In the entries below, find every line with "left" and copy it.
== Segment start ==
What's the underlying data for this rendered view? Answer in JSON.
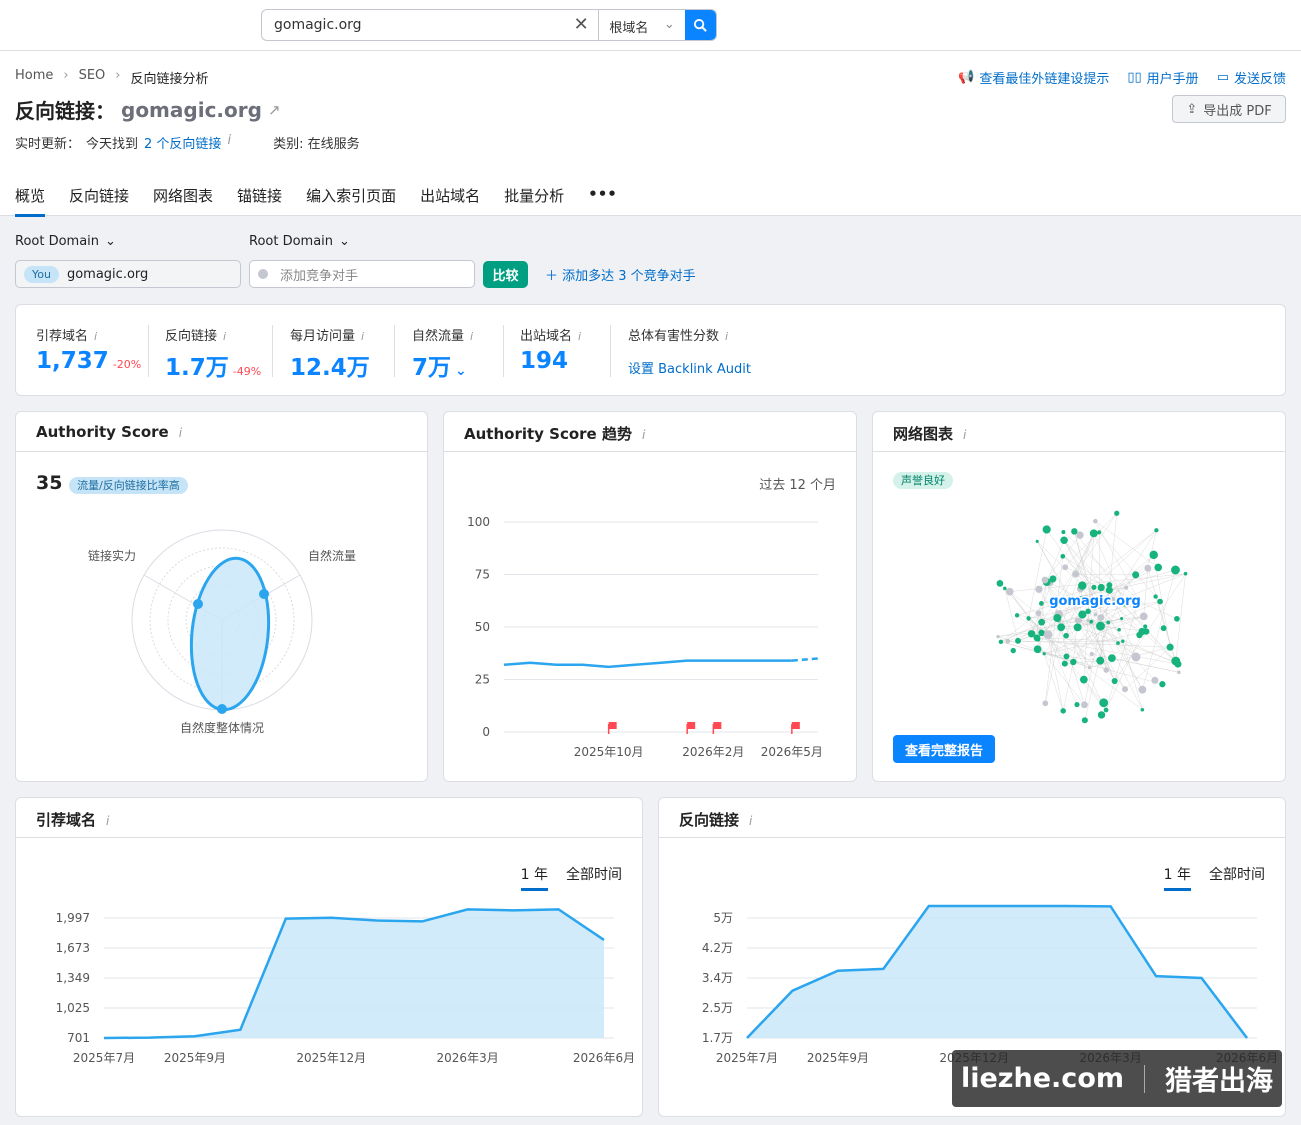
{
  "search": {
    "value": "gomagic.org",
    "scope": "根域名"
  },
  "breadcrumb": [
    "Home",
    "SEO",
    "反向链接分析"
  ],
  "toplinks": [
    "查看最佳外链建设提示",
    "用户手册",
    "发送反馈"
  ],
  "title": {
    "label": "反向链接：",
    "domain": "gomagic.org"
  },
  "pdf_label": "导出成 PDF",
  "meta": {
    "prefix": "实时更新：",
    "found": "今天找到",
    "link": "2 个反向链接",
    "category": "类别: 在线服务"
  },
  "tabs": [
    "概览",
    "反向链接",
    "网络图表",
    "锚链接",
    "编入索引页面",
    "出站域名",
    "批量分析",
    "•••"
  ],
  "selectors": {
    "root1": "Root Domain",
    "root2": "Root Domain",
    "you_badge": "You",
    "you_domain": "gomagic.org",
    "competitor_placeholder": "添加竞争对手",
    "compare": "比较",
    "add_more": "添加多达 3 个竞争对手"
  },
  "metrics": [
    {
      "label": "引荐域名",
      "value": "1,737",
      "change": "-20%"
    },
    {
      "label": "反向链接",
      "value": "1.7万",
      "change": "-49%"
    },
    {
      "label": "每月访问量",
      "value": "12.4万",
      "change": ""
    },
    {
      "label": "自然流量",
      "value": "7万",
      "change": ""
    },
    {
      "label": "出站域名",
      "value": "194",
      "change": ""
    },
    {
      "label": "总体有害性分数",
      "value": "",
      "change": "",
      "link": "设置 Backlink Audit"
    }
  ],
  "authority": {
    "title": "Authority Score",
    "score": "35",
    "tag": "流量/反向链接比率高",
    "axes": [
      "链接实力",
      "自然流量",
      "自然度整体情况"
    ]
  },
  "trend": {
    "title": "Authority Score 趋势",
    "period": "过去 12 个月"
  },
  "network": {
    "title": "网络图表",
    "tag": "声誉良好",
    "domain": "gomagic.org",
    "button": "查看完整报告"
  },
  "referring": {
    "title": "引荐域名",
    "range_on": "1 年",
    "range_off": "全部时间"
  },
  "backlinks": {
    "title": "反向链接",
    "range_on": "1 年",
    "range_off": "全部时间"
  },
  "watermark": {
    "left": "liezhe.com",
    "right": "猎者出海"
  },
  "chart_data": [
    {
      "type": "line",
      "title": "Authority Score 趋势",
      "x": [
        "2025年6月",
        "2025年7月",
        "2025年8月",
        "2025年9月",
        "2025年10月",
        "2025年11月",
        "2025年12月",
        "2026年1月",
        "2026年2月",
        "2026年3月",
        "2026年4月",
        "2026年5月",
        "2026年6月"
      ],
      "series": [
        {
          "values": [
            32,
            33,
            32,
            32,
            31,
            32,
            33,
            34,
            34,
            34,
            34,
            34,
            35
          ]
        }
      ],
      "xticks": [
        "2025年10月",
        "2026年2月",
        "2026年5月"
      ],
      "yticks": [
        0,
        25,
        50,
        75,
        100
      ],
      "ylim": [
        0,
        100
      ],
      "flags": [
        "2025年10月",
        "2026年1月",
        "2026年2月",
        "2026年5月"
      ]
    },
    {
      "type": "area",
      "title": "引荐域名",
      "x": [
        "2025年7月",
        "2025年8月",
        "2025年9月",
        "2025年10月",
        "2025年11月",
        "2025年12月",
        "2026年1月",
        "2026年2月",
        "2026年3月",
        "2026年4月",
        "2026年5月",
        "2026年6月"
      ],
      "series": [
        {
          "values": [
            701,
            705,
            720,
            790,
            1990,
            2000,
            1970,
            1960,
            2090,
            2080,
            2090,
            1760
          ]
        }
      ],
      "xticks": [
        "2025年7月",
        "2025年9月",
        "2025年12月",
        "2026年3月",
        "2026年6月"
      ],
      "yticks": [
        "701",
        "1,025",
        "1,349",
        "1,673",
        "1,997"
      ],
      "ylim": [
        701,
        1997
      ]
    },
    {
      "type": "area",
      "title": "反向链接",
      "x": [
        "2025年7月",
        "2025年8月",
        "2025年9月",
        "2025年10月",
        "2025年11月",
        "2025年12月",
        "2026年1月",
        "2026年2月",
        "2026年3月",
        "2026年4月",
        "2026年5月",
        "2026年6月"
      ],
      "series": [
        {
          "values": [
            17000,
            30000,
            35500,
            36000,
            54000,
            54000,
            54000,
            53500,
            53200,
            34000,
            33500,
            17000
          ]
        }
      ],
      "xticks": [
        "2025年7月",
        "2025年9月",
        "2025年12月",
        "2026年3月",
        "2026年6月"
      ],
      "yticks": [
        "1.7万",
        "2.5万",
        "3.4万",
        "4.2万",
        "5万"
      ],
      "ylim": [
        17000,
        50000
      ]
    }
  ]
}
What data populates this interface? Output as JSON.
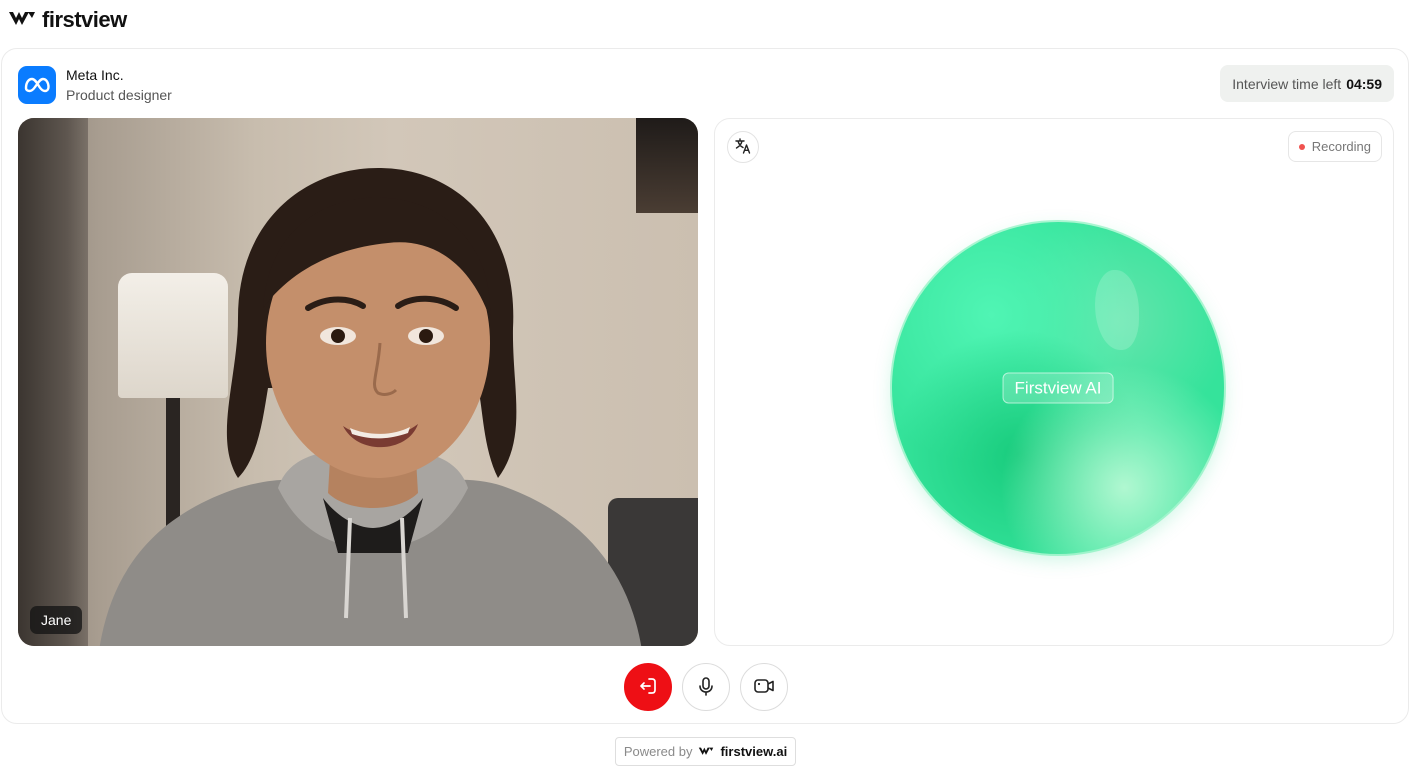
{
  "brand": {
    "name": "firstview",
    "icon": "firstview-logo-icon"
  },
  "company": {
    "name": "Meta Inc.",
    "role": "Product designer",
    "logo_icon": "meta-logo-icon",
    "logo_color": "#0a7cff"
  },
  "timer": {
    "label": "Interview time left",
    "value": "04:59"
  },
  "video": {
    "participant_name": "Jane"
  },
  "ai_panel": {
    "orb_label": "Firstview AI",
    "recording_label": "Recording",
    "translate_icon": "translate-icon",
    "orb_color": "#35e39b",
    "recording_dot_color": "#f0524f"
  },
  "controls": {
    "end_icon": "leave-call-icon",
    "mic_icon": "microphone-icon",
    "camera_icon": "camera-icon",
    "end_color": "#ee0f15"
  },
  "footer": {
    "powered_label": "Powered by",
    "powered_brand": "firstview.ai"
  }
}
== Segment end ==
_Answer space_.
    "left": "liezhe.com",
    "label": "Interview time left",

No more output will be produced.